- **PROBLEM REQUIREMENTS**
Please give the data again exactly, with no line dropped.

──────── ENTRIES SUPPLIED

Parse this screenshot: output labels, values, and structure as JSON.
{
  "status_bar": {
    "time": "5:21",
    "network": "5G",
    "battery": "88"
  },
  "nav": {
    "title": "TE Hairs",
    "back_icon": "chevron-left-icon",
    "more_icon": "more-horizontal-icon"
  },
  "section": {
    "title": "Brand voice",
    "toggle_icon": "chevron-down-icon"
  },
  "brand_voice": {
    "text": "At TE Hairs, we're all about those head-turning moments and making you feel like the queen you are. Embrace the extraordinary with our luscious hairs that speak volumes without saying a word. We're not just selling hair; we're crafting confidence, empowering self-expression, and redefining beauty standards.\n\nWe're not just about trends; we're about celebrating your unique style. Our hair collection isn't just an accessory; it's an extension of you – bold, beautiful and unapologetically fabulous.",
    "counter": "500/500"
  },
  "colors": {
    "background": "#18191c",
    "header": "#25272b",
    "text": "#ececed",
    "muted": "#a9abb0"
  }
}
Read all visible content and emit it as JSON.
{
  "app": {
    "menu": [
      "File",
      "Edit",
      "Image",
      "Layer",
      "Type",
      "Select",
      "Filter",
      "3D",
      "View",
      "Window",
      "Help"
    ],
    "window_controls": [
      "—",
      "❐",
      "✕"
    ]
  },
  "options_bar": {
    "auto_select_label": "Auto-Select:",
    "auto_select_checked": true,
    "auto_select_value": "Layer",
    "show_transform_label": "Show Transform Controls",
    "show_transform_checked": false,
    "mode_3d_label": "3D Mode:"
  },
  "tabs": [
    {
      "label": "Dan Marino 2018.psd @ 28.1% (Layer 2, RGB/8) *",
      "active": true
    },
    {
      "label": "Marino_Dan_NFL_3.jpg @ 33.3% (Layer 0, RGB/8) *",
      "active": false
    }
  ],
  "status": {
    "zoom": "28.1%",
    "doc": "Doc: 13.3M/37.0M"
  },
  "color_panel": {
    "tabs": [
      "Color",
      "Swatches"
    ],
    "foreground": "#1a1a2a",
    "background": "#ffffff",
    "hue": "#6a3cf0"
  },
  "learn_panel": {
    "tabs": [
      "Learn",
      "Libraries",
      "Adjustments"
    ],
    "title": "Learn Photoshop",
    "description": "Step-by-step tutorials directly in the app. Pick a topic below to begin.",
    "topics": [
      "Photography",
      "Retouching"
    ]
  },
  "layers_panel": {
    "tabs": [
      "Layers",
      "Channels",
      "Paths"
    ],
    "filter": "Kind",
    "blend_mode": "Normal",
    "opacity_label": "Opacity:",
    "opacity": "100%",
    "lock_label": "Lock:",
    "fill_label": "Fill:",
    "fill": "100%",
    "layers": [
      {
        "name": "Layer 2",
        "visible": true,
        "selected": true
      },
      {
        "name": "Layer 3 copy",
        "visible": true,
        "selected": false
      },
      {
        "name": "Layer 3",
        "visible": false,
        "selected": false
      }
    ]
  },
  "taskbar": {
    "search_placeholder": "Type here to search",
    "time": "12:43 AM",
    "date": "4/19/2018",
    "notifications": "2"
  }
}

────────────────

- **WRITTEN ANSWER**
Parse this screenshot: output labels, values, and structure as JSON.
{
  "status_bar": {
    "time": "5:21",
    "network": "5G",
    "battery": "88"
  },
  "nav": {
    "title": "TE Hairs",
    "back_icon": "chevron-left-icon",
    "more_icon": "more-horizontal-icon"
  },
  "section": {
    "title": "Brand voice",
    "toggle_icon": "chevron-down-icon"
  },
  "brand_voice": {
    "text": "At TE Hairs, we're all about those head-turning moments and making you feel like the queen you are. Embrace the extraordinary with our luscious hairs that speak volumes without saying a word. We're not just selling hair; we're crafting confidence, empowering self-expression, and redefining beauty standards.\n\nWe're not just about trends; we're about celebrating your unique style. Our hair collection isn't just an accessory; it's an extension of you – bold, beautiful and unapologetically fabulous.",
    "counter": "500/500"
  },
  "colors": {
    "background": "#18191c",
    "header": "#25272b",
    "text": "#ececed",
    "muted": "#a9abb0"
  }
}
Read all visible content and emit it as JSON.
{
  "app": {
    "menu": [
      "File",
      "Edit",
      "Image",
      "Layer",
      "Type",
      "Select",
      "Filter",
      "3D",
      "View",
      "Window",
      "Help"
    ],
    "window_controls": [
      "—",
      "❐",
      "✕"
    ]
  },
  "options_bar": {
    "auto_select_label": "Auto-Select:",
    "auto_select_checked": true,
    "auto_select_value": "Layer",
    "show_transform_label": "Show Transform Controls",
    "show_transform_checked": false,
    "mode_3d_label": "3D Mode:"
  },
  "tabs": [
    {
      "label": "Dan Marino 2018.psd @ 28.1% (Layer 2, RGB/8) *",
      "active": true
    },
    {
      "label": "Marino_Dan_NFL_3.jpg @ 33.3% (Layer 0, RGB/8) *",
      "active": false
    }
  ],
  "status": {
    "zoom": "28.1%",
    "doc": "Doc: 13.3M/37.0M"
  },
  "color_panel": {
    "tabs": [
      "Color",
      "Swatches"
    ],
    "foreground": "#1a1a2a",
    "background": "#ffffff",
    "hue": "#6a3cf0"
  },
  "learn_panel": {
    "tabs": [
      "Learn",
      "Libraries",
      "Adjustments"
    ],
    "title": "Learn Photoshop",
    "description": "Step-by-step tutorials directly in the app. Pick a topic below to begin.",
    "topics": [
      "Photography",
      "Retouching"
    ]
  },
  "layers_panel": {
    "tabs": [
      "Layers",
      "Channels",
      "Paths"
    ],
    "filter": "Kind",
    "blend_mode": "Normal",
    "opacity_label": "Opacity:",
    "opacity": "100%",
    "lock_label": "Lock:",
    "fill_label": "Fill:",
    "fill": "100%",
    "layers": [
      {
        "name": "Layer 2",
        "visible": true,
        "selected": true
      },
      {
        "name": "Layer 3 copy",
        "visible": true,
        "selected": false
      },
      {
        "name": "Layer 3",
        "visible": false,
        "selected": false
      }
    ]
  },
  "taskbar": {
    "search_placeholder": "Type here to search",
    "time": "12:43 AM",
    "date": "4/19/2018",
    "notifications": "2"
  }
}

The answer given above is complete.